Another safety feature is that the lances, the manifold block, and the water inlet hose are completely enclosed during the cleaning operation. For example, this tool has been operated safely using fluid pressure up to 10,000 psi. Another advantage of this tool is the cable cylinder drive. This type of drive structure enables the lances to be moved a full stroke by moving the piston 35 in cylinder 12 the same distance.

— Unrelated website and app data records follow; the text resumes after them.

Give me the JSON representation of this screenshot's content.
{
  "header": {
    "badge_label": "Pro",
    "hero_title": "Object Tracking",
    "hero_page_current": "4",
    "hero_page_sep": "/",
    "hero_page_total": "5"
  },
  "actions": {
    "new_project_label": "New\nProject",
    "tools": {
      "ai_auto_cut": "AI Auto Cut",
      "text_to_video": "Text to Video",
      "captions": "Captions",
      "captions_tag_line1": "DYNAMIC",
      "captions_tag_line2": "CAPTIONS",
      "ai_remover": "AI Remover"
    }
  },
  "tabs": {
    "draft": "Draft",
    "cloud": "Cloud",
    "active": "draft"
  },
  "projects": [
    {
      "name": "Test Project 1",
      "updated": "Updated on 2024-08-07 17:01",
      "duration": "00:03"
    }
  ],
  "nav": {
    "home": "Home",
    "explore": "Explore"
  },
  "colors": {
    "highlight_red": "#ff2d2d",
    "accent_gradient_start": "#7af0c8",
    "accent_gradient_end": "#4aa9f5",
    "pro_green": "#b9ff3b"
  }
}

This is possible because the driver is mounted in the same plane as the lances and it has the same frame length as the beam structure.
The invention claimed is: 1. An apparatus for cleaning the tubes of a tube bundle, which includes the combination of:

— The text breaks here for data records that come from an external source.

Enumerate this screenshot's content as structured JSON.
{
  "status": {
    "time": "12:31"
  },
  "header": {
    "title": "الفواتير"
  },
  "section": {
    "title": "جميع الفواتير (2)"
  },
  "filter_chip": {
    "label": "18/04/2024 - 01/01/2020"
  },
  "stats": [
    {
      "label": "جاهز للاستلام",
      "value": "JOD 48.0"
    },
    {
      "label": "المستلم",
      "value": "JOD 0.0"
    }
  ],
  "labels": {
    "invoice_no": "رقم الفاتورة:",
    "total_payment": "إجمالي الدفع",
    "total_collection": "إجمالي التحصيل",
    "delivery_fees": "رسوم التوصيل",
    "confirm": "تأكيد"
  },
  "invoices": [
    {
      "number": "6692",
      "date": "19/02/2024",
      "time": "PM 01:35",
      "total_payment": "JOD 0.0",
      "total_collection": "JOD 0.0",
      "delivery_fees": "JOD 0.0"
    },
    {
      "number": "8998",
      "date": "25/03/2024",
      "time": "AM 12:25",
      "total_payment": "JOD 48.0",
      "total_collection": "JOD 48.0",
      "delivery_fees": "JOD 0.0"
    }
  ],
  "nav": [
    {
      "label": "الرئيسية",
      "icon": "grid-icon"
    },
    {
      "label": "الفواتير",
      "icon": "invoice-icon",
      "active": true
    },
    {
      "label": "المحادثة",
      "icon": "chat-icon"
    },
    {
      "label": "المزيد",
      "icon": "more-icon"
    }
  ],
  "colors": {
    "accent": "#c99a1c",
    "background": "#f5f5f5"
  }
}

' a hollow, elongate beam;
- at least one tubular lance member which is enclosed by the hollow beam; the lance having a front end adapted for inserting the lance into a tube, the lance having a rear end which is connected into one of the interconnecting channels of a manifold member, and the lance defining a conduit for carrying a liquid stream from the manifold into the tube; v the manifold member defining a block which is enclosed by the hollow beam and which is slidable within the beam, the manifold including several interconnected channels within the block which are adapted for carrying a liquid stream through the block and into the lance; a liquid inlet line which has one end connected into a liquid source, which has an opposite end that is positioned within the hollow beam, and which is connected into one of the interconnecting channels of the manifold block; a drive means which is mounted on the hollow beam, and which is operatively connected to the manifold block, the drivemeans being adapted for moving the manifold block to a forward position in which the front end of the lance is inserted into the tube, and to a retract position in which the front end of the lance is withdrawn from the tube;

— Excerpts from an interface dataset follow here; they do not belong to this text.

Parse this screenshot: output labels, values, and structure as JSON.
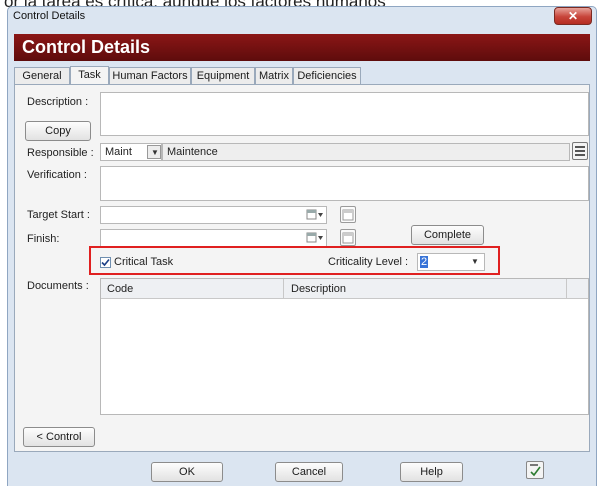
{
  "caption_fragment": "or la tarea es crítica, aunque los factores humanos",
  "window": {
    "title": "Control Details",
    "close_glyph": "✕"
  },
  "header": {
    "title": "Control Details"
  },
  "tabs": [
    {
      "label": "General"
    },
    {
      "label": "Task"
    },
    {
      "label": "Human Factors"
    },
    {
      "label": "Equipment"
    },
    {
      "label": "Matrix"
    },
    {
      "label": "Deficiencies"
    }
  ],
  "active_tab": "Task",
  "form": {
    "description_label": "Description :",
    "copy_label": "Copy",
    "responsible_label": "Responsible :",
    "responsible_code": "Maint",
    "responsible_name": "Maintence",
    "verification_label": "Verification :",
    "target_start_label": "Target Start :",
    "finish_label": "Finish:",
    "complete_label": "Complete",
    "critical_task_label": "Critical Task",
    "critical_task_checked": true,
    "criticality_level_label": "Criticality Level :",
    "criticality_level_value": "2",
    "documents_label": "Documents :",
    "documents_columns": [
      "Code",
      "Description"
    ],
    "control_back_label": "< Control"
  },
  "footer": {
    "ok_label": "OK",
    "cancel_label": "Cancel",
    "help_label": "Help"
  },
  "icons": [
    "close-icon",
    "calendar-icon",
    "combo-arrow-icon",
    "spellcheck-icon",
    "lookup-list-icon"
  ],
  "colors": {
    "header_bg": "#7a1212",
    "highlight_border": "#e02020",
    "window_bg": "#dbe5f1"
  }
}
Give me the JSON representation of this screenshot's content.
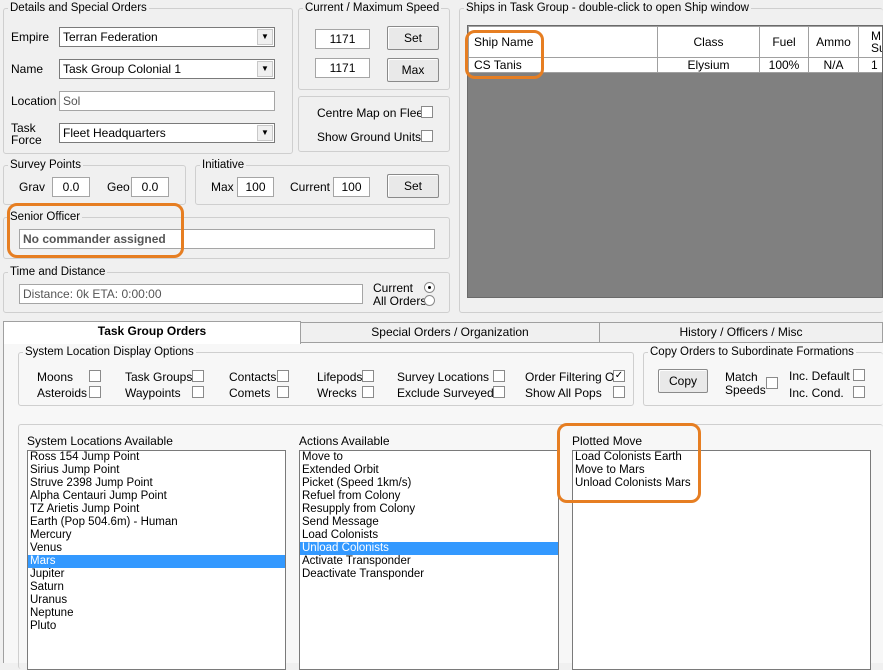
{
  "details": {
    "legend": "Details and Special Orders",
    "empire_label": "Empire",
    "empire_value": "Terran Federation",
    "name_label": "Name",
    "name_value": "Task Group Colonial 1",
    "location_label": "Location",
    "location_value": "Sol",
    "taskforce_label_1": "Task",
    "taskforce_label_2": "Force",
    "taskforce_value": "Fleet Headquarters"
  },
  "speed": {
    "legend": "Current / Maximum Speed",
    "current_value": "1171",
    "max_value": "1171",
    "set_label": "Set",
    "max_label": "Max"
  },
  "map_options": {
    "centre_label": "Centre Map on Fleet",
    "ground_label": "Show Ground Units"
  },
  "survey": {
    "legend": "Survey Points",
    "grav_label": "Grav",
    "grav_value": "0.0",
    "geo_label": "Geo",
    "geo_value": "0.0"
  },
  "initiative": {
    "legend": "Initiative",
    "max_label": "Max",
    "max_value": "100",
    "current_label": "Current",
    "current_value": "100",
    "set_label": "Set"
  },
  "officer": {
    "legend": "Senior Officer",
    "value": "No commander assigned"
  },
  "time_distance": {
    "legend": "Time and Distance",
    "value": "Distance: 0k  ETA: 0:00:00",
    "current_label": "Current",
    "all_orders_label": "All Orders"
  },
  "ships": {
    "legend": "Ships in Task Group - double-click to open Ship window",
    "columns": [
      "Ship Name",
      "Class",
      "Fuel",
      "Ammo",
      "M Sup"
    ],
    "column_last_line1": "M",
    "column_last_line2": "Sup",
    "rows": [
      {
        "name": "CS Tanis",
        "class": "Elysium",
        "fuel": "100%",
        "ammo": "N/A",
        "sup": "1"
      }
    ]
  },
  "tabs": [
    {
      "label": "Task Group Orders"
    },
    {
      "label": "Special Orders / Organization"
    },
    {
      "label": "History / Officers / Misc"
    }
  ],
  "display_options": {
    "legend": "System Location Display Options",
    "moons": "Moons",
    "asteroids": "Asteroids",
    "task_groups": "Task Groups",
    "waypoints": "Waypoints",
    "contacts": "Contacts",
    "comets": "Comets",
    "lifepods": "Lifepods",
    "wrecks": "Wrecks",
    "survey_locations": "Survey Locations",
    "exclude_surveyed": "Exclude Surveyed",
    "order_filtering": "Order Filtering On",
    "show_all_pops": "Show All Pops"
  },
  "copy_orders": {
    "legend": "Copy Orders to Subordinate Formations",
    "copy_label": "Copy",
    "match_label_1": "Match",
    "match_label_2": "Speeds",
    "inc_default": "Inc. Default",
    "inc_cond": "Inc. Cond."
  },
  "system_locations": {
    "title": "System Locations Available",
    "items": [
      "Ross 154 Jump Point",
      "Sirius Jump Point",
      "Struve 2398 Jump Point",
      "Alpha Centauri Jump Point",
      "TZ Arietis Jump Point",
      "Earth  (Pop 504.6m) - Human",
      "Mercury",
      "Venus",
      "Mars",
      "Jupiter",
      "Saturn",
      "Uranus",
      "Neptune",
      "Pluto"
    ]
  },
  "actions": {
    "title": "Actions Available",
    "items": [
      "Move to",
      "Extended Orbit",
      "Picket (Speed 1km/s)",
      "Refuel from Colony",
      "Resupply from Colony",
      "Send Message",
      "Load Colonists",
      "Unload Colonists",
      "Activate Transponder",
      "Deactivate Transponder"
    ]
  },
  "plotted_move": {
    "title": "Plotted Move",
    "items": [
      "Load Colonists Earth",
      "Move to Mars",
      "Unload Colonists Mars"
    ]
  },
  "colors": {
    "highlight": "#e67e22",
    "selection": "#3399ff",
    "grid_background": "#808080"
  }
}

a stroke limiting means which is mounted on the elongate beam, which is operatively connected to the drive means, and which is adapted to actuate the drive means to move the manifold block from the forward position to the retract position;
a follower means which is enclosed by the hollow beam, which is slidable within the beam, which is mounted on the lance member ahead of the manifold block, and which is adapted to contact the stroke limiting means when the manifold block reaches the forward position, to thereby actuate the stroke limiting meansv 2. The apparatus of claim 1 in which the drive means is an air-operated cable cylinder, the cylinder including cable segments in which one end of each segment is attached to opposite sides of a piston positioned within the cylinder and the other end of each cable segment is attached to opposite ends of a bracket member which is mounted on the manifold block.
3. The apparatus of claim 1 which includes at least two tubular lance members, the lance members being positioned in side-by-side relation and being enclosed by the hollow beam, each lance having a front end adapted for inserting the lance into a tube, each hance having a rear end which connects into one of the interconnecting channels of the manifold block, and each lance defining a conduit for carrying a liquid stream from the manifold block into the tube.
4. The apparatus of claim 1 in which the hollow beam has a square cross section.
5. The apparatus of claim 1 in which the stroke limiting means is an air-operated valve which actuates the piston member of the cable cylinder.